|Executives agreed that global energy markets are more than ever open for business and competing for foreign investments|
|ABU DHABI, United Arab Emirates, November 13, 2019/ — The African Energy Chamber (https://EnergyChamber.org) participated in the Oil & Gas 4.0 Strategic Roundtables at ADIPEC in Abu Dhabi this week. During the “Energy trends, policy formation and geopolitical factors affecting the global oil and gas industry” roundtable, the Chamber provided a critical African perspective to the global debate on energy transition.|
Key issues addressed by global CEOs from across the world included the impact of population growth and decarbonization on the global energy demand and future sector policies. Highlighting global dynamics in supply and demand, participants insisted on the need to meet growing demand for heavier petroleum products and crude, which shale oil cannot deliver. Similarly, executives agreed that global energy markets are more than ever open for business and competing for foreign investments.
A major concern shared by leaders at ADIPEC includes growing criticism made to the industry by the civil society at large in light of climate change. Coupled with a depressed oil prices environment, this sentiment is negatively impacting financial capital markets performances for the sector and overall growth projections. Capital markets are going through a tough time for instance, growing at only 3 to 4% as opposed to 15% a few years ago.
As climate concerns add pressure on the sector, participants urged all stakeholders to find ways to engage the broader society and challenge the insular nature of the oil & gas industry. All parties agreed that the sector is doomed if it fails to engage women, younger generations and the society at large around inclusive and sustainable growth.

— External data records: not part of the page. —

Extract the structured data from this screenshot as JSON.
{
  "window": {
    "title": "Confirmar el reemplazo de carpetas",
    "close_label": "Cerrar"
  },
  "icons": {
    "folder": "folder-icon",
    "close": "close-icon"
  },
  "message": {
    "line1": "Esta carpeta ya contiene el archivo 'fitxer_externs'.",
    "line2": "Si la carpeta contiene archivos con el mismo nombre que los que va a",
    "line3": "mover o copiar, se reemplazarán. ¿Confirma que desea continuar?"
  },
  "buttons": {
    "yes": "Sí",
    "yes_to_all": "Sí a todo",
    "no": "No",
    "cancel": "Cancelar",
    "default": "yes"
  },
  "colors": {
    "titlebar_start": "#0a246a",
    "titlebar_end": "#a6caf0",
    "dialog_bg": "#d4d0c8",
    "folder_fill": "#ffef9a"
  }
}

Bringing its own perspective to the debate, the Chamber insisted that Africans should not apologize for wanting to develop their fossil fuels despite rising global concerns about climate change. Chamber representatives reminded everyone that Africa remains one of the world’s lowest emitter of carbon emissions, has over 650 million people who live without access to electricity, and cannot develop as a continent without oil & gas. As a result, the imperative of reducing poverty and creating opportunities through energy in the developing world was one of the key take away from the debate.
The Chamber notably voiced Africa’s determination to build an inclusive industry it can be proud of and which does not rely on aid but on sound business practices, deals and investments. It joined stakeholders in voicing concerns about the lack of inclusion of younger generations in the industry and the need to make oil & gas more attractive for young talent.
Concluding the debate, executives and experts agreed that real tensions are arising from climate change problems. They are forcing the industry to innovate and find more efficient and low-emitting solutions to develop hydrocarbons and invest in new technologies like hydrogen and energy storage. All parties agreed on the challenge of adequately addressing two issues at once. First, the need for near-term opportunities like cost-reduction and industry partnership to deliver opportunities for all, and second the long-term need to address energy transition and help solve climate change problems.